In Kenya, nearly 60% of Nairobi's population live in slums. In the Mukuru slum, in the East of Nairobi, an EU funded project is helping to improve the health status of residents through the provision of water and sanitation facilities.
With more than half of the world’s population now living in cities, experts agree that the continuing trend towards urbanisation is both inevitable and irreversible. New EC guidelines propose a fresh mindset to assist the development of better cities.
During the European Development Days 2012 (EDD), organisations dealing with urbanisation such as the United Nations Human Settlements Programme (UN-HABITAT) and Slum Dwellers International (SDI) said that the only way to improve life in cities is to build partnerships among the inhabitants, and to strengthen local initiatives.
A group of people composed of slum dwellers from several African cities has been contributing to improving urban planning in Monrovia.
Liberia’s capital was originally built with half a million people in mind. But the steadily growing population over the last five decades and conflicts during the 1990s swelled Monrovia’s population to 1.6 million; overwhelming its capacity to provide water, sanitation and housing. In fact since 2005 Liberia has one of the highest population growth rates in the world at around 3% per year.
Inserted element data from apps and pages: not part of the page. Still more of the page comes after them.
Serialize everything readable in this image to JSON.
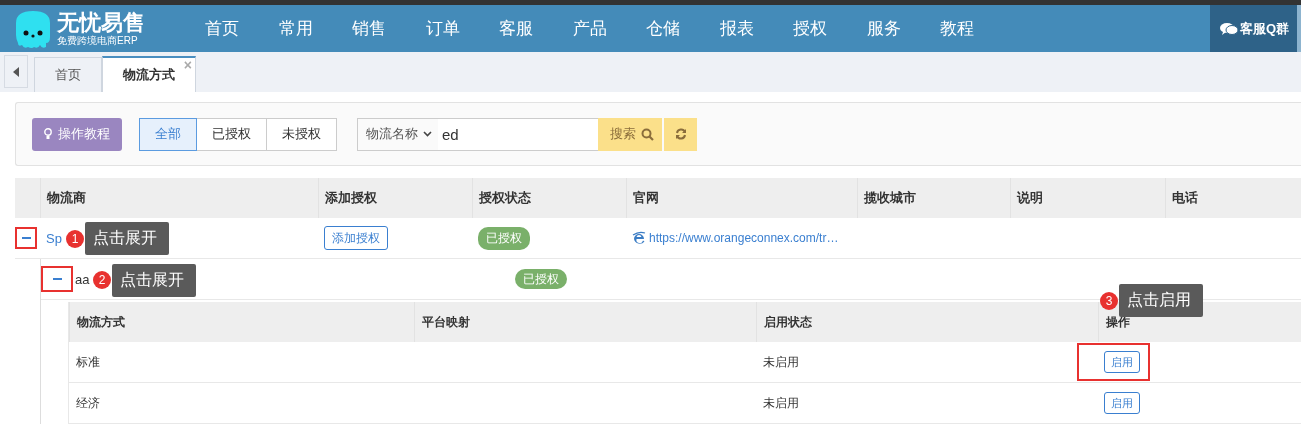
{
  "header": {
    "logo": {
      "title": "无忧易售",
      "subtitle": "免费跨境电商ERP"
    },
    "nav": [
      "首页",
      "常用",
      "销售",
      "订单",
      "客服",
      "产品",
      "仓储",
      "报表",
      "授权",
      "服务",
      "教程"
    ],
    "qq_group": "客服Q群"
  },
  "tabs": [
    {
      "label": "首页",
      "selected": false
    },
    {
      "label": "物流方式",
      "selected": true,
      "close": "×"
    }
  ],
  "toolbar": {
    "tutorial_button": "操作教程",
    "filters": [
      {
        "label": "全部",
        "selected": true
      },
      {
        "label": "已授权",
        "selected": false
      },
      {
        "label": "未授权",
        "selected": false
      }
    ],
    "search": {
      "field": "物流名称",
      "value": "ed",
      "button": "搜索"
    }
  },
  "table": {
    "columns": [
      "物流商",
      "添加授权",
      "授权状态",
      "官网",
      "揽收城市",
      "说明",
      "电话"
    ],
    "rows": [
      {
        "name": "Sp",
        "expanded": true,
        "highlighted": true,
        "annotation": {
          "number": "1",
          "text": "点击展开"
        },
        "add_button": "添加授权",
        "status": "已授权",
        "website": "https://www.orangeconnex.com/tr…",
        "children": [
          {
            "name": "aa",
            "expanded": true,
            "highlighted": true,
            "annotation": {
              "number": "2",
              "text": "点击展开"
            },
            "status": "已授权",
            "methods": {
              "columns": [
                "物流方式",
                "平台映射",
                "启用状态",
                "操作"
              ],
              "rows": [
                {
                  "method": "标准",
                  "status": "未启用",
                  "action": "启用",
                  "highlighted": true,
                  "annotation": {
                    "number": "3",
                    "text": "点击启用"
                  }
                },
                {
                  "method": "经济",
                  "status": "未启用",
                  "action": "启用",
                  "highlighted": false
                }
              ]
            }
          }
        ]
      }
    ]
  }
}
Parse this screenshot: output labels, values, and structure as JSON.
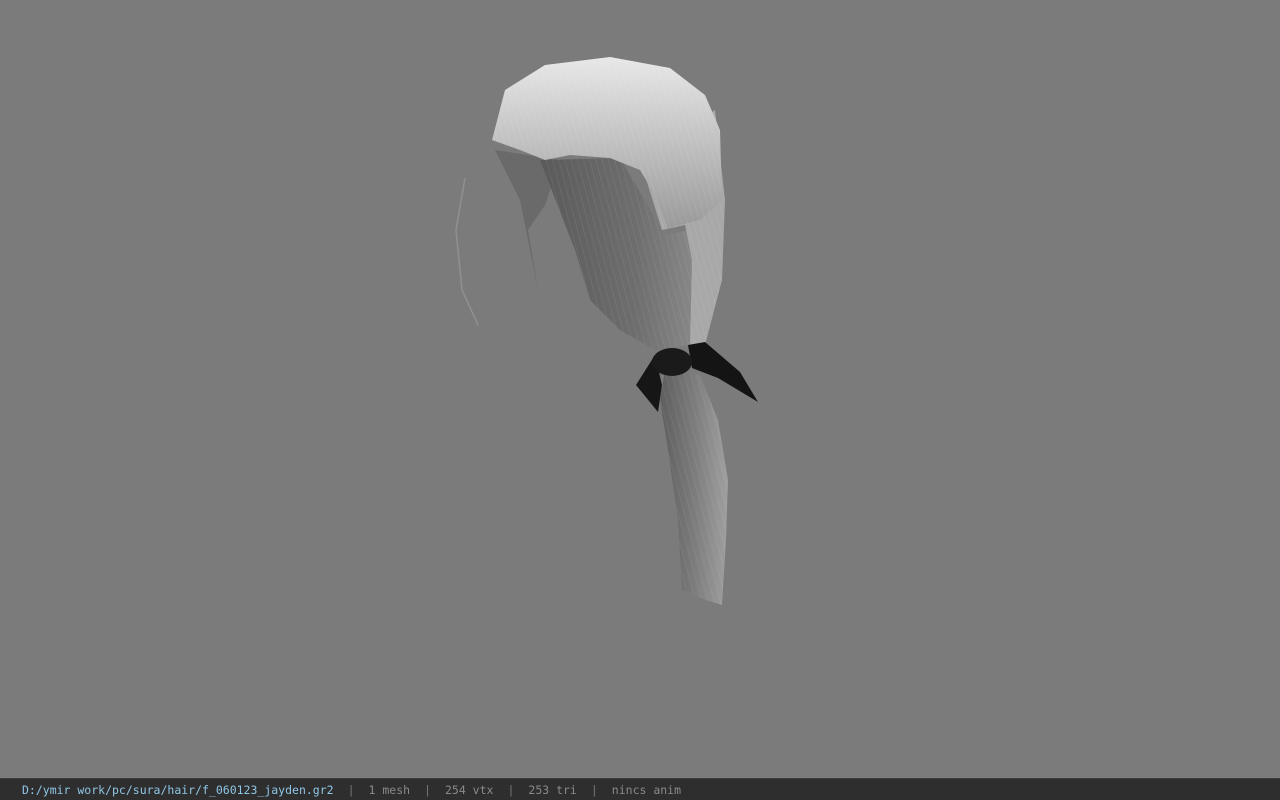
{
  "viewport": {
    "background": "#7b7b7b",
    "model": "hair-mesh",
    "hair_color": "#8a8a8a",
    "tie_color": "#141414"
  },
  "statusbar": {
    "file_path": "D:/ymir work/pc/sura/hair/f_060123_jayden.gr2",
    "separator": "|",
    "mesh_count": "1 mesh",
    "vertex_count": "254 vtx",
    "triangle_count": "253 tri",
    "anim_status": "nincs anim",
    "path_color": "#8fc6e6"
  }
}
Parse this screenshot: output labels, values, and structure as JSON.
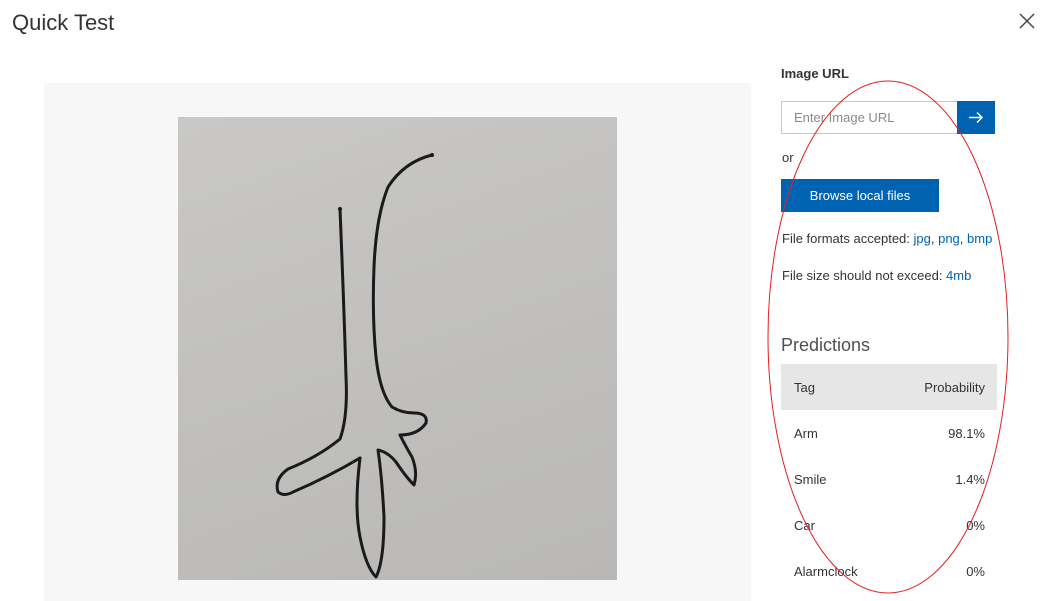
{
  "dialog": {
    "title": "Quick Test",
    "close_icon": "close-icon"
  },
  "image_url": {
    "label": "Image URL",
    "placeholder": "Enter Image URL",
    "submit_icon": "arrow-right-icon"
  },
  "upload": {
    "or_text": "or",
    "browse_label": "Browse local files",
    "formats_prefix": "File formats accepted: ",
    "formats": [
      "jpg",
      "png",
      "bmp"
    ],
    "size_prefix": "File size should not exceed: ",
    "size_limit": "4mb"
  },
  "predictions": {
    "title": "Predictions",
    "columns": [
      "Tag",
      "Probability"
    ],
    "rows": [
      {
        "tag": "Arm",
        "probability": "98.1%"
      },
      {
        "tag": "Smile",
        "probability": "1.4%"
      },
      {
        "tag": "Car",
        "probability": "0%"
      },
      {
        "tag": "Alarmclock",
        "probability": "0%"
      }
    ]
  },
  "colors": {
    "accent": "#0063b1",
    "annotation": "#e02020"
  }
}
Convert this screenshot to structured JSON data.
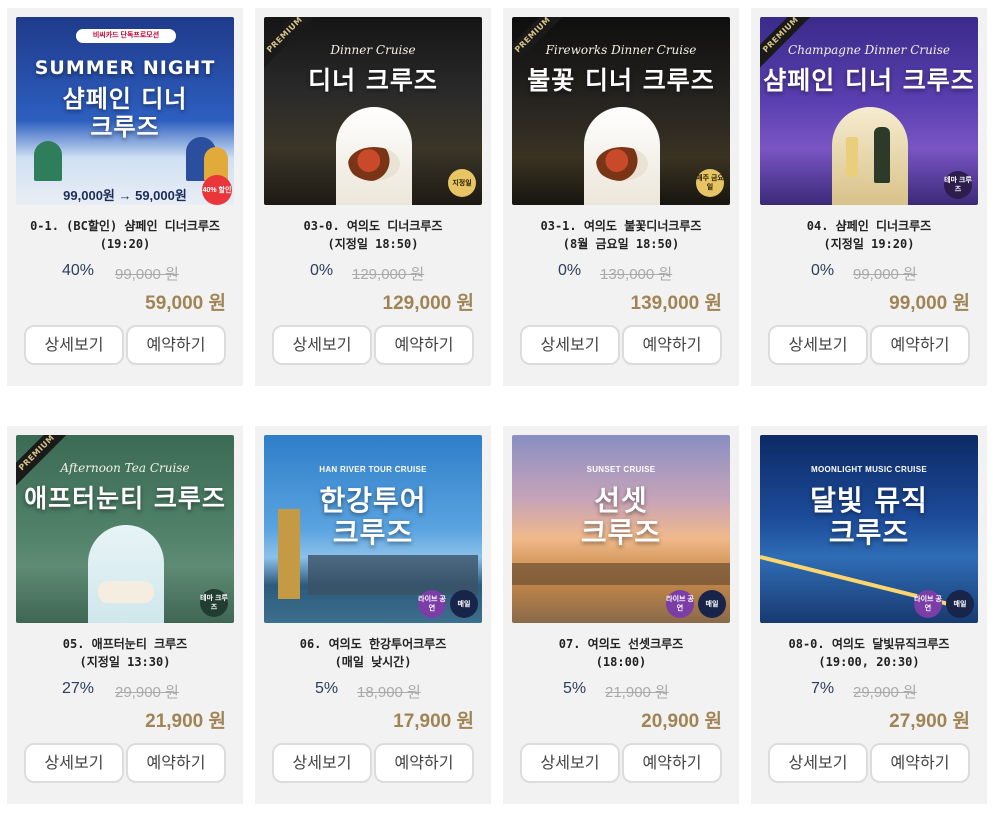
{
  "products": [
    {
      "title": "0-1. (BC할인) 샴페인 디너크루즈",
      "subtitle": "(19:20)",
      "discount": "40%",
      "original_price": "99,000 원",
      "price": "59,000 원",
      "image": {
        "top_badge": "비씨카드 단독프로모션",
        "heading_en": "SUMMER NIGHT",
        "heading_line1": "샴페인 디너",
        "heading_line2": "크루즈",
        "price_strip": "99,000원 → 59,000원",
        "corner_badge": "40% 할인"
      },
      "detail_label": "상세보기",
      "reserve_label": "예약하기"
    },
    {
      "title": "03-0. 여의도 디너크루즈",
      "subtitle": "(지정일 18:50)",
      "discount": "0%",
      "original_price": "129,000 원",
      "price": "129,000 원",
      "image": {
        "ribbon": "PREMIUM",
        "script": "Dinner Cruise",
        "heading": "디너 크루즈",
        "badge": "지정일"
      },
      "detail_label": "상세보기",
      "reserve_label": "예약하기"
    },
    {
      "title": "03-1. 여의도 불꽃디너크루즈",
      "subtitle": "(8월 금요일 18:50)",
      "discount": "0%",
      "original_price": "139,000 원",
      "price": "139,000 원",
      "image": {
        "ribbon": "PREMIUM",
        "script": "Fireworks Dinner Cruise",
        "heading": "불꽃 디너 크루즈",
        "badge": "매주 금요일"
      },
      "detail_label": "상세보기",
      "reserve_label": "예약하기"
    },
    {
      "title": "04. 샴페인 디너크루즈",
      "subtitle": "(지정일 19:20)",
      "discount": "0%",
      "original_price": "99,000 원",
      "price": "99,000 원",
      "image": {
        "ribbon": "PREMIUM",
        "script": "Champagne Dinner Cruise",
        "heading": "샴페인 디너 크루즈",
        "badge": "테마 크루즈"
      },
      "detail_label": "상세보기",
      "reserve_label": "예약하기"
    },
    {
      "title": "05. 애프터눈티 크루즈",
      "subtitle": "(지정일 13:30)",
      "discount": "27%",
      "original_price": "29,900 원",
      "price": "21,900 원",
      "image": {
        "ribbon": "PREMIUM",
        "script": "Afternoon Tea Cruise",
        "heading": "애프터눈티 크루즈",
        "badge": "테마 크루즈"
      },
      "detail_label": "상세보기",
      "reserve_label": "예약하기"
    },
    {
      "title": "06. 여의도 한강투어크루즈",
      "subtitle": "(매일 낮시간)",
      "discount": "5%",
      "original_price": "18,900 원",
      "price": "17,900 원",
      "image": {
        "small_heading": "HAN RIVER TOUR CRUISE",
        "heading_line1": "한강투어",
        "heading_line2": "크루즈",
        "badge_a": "라이브 공연",
        "badge_b": "매일"
      },
      "detail_label": "상세보기",
      "reserve_label": "예약하기"
    },
    {
      "title": "07. 여의도 선셋크루즈",
      "subtitle": "(18:00)",
      "discount": "5%",
      "original_price": "21,900 원",
      "price": "20,900 원",
      "image": {
        "small_heading": "SUNSET CRUISE",
        "heading_line1": "선셋",
        "heading_line2": "크루즈",
        "badge_a": "라이브 공연",
        "badge_b": "매일"
      },
      "detail_label": "상세보기",
      "reserve_label": "예약하기"
    },
    {
      "title": "08-0. 여의도 달빛뮤직크루즈",
      "subtitle": "(19:00, 20:30)",
      "discount": "7%",
      "original_price": "29,900 원",
      "price": "27,900 원",
      "image": {
        "small_heading": "MOONLIGHT MUSIC CRUISE",
        "heading_line1": "달빛 뮤직",
        "heading_line2": "크루즈",
        "badge_a": "라이브 공연",
        "badge_b": "매일"
      },
      "detail_label": "상세보기",
      "reserve_label": "예약하기"
    }
  ]
}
A refuge for women in Kenya’s Langas slum in Eldoret decided it needed to provide more than shelter and healthcare for victims of sexual and other violence. So SlovakAid helped set up the St Vincent de Paul vocational training centre for single mothers. They studied hairdressing and dressmaking, as well as basic computer skills to allow them to type up their CVs and search for jobs on the Internet.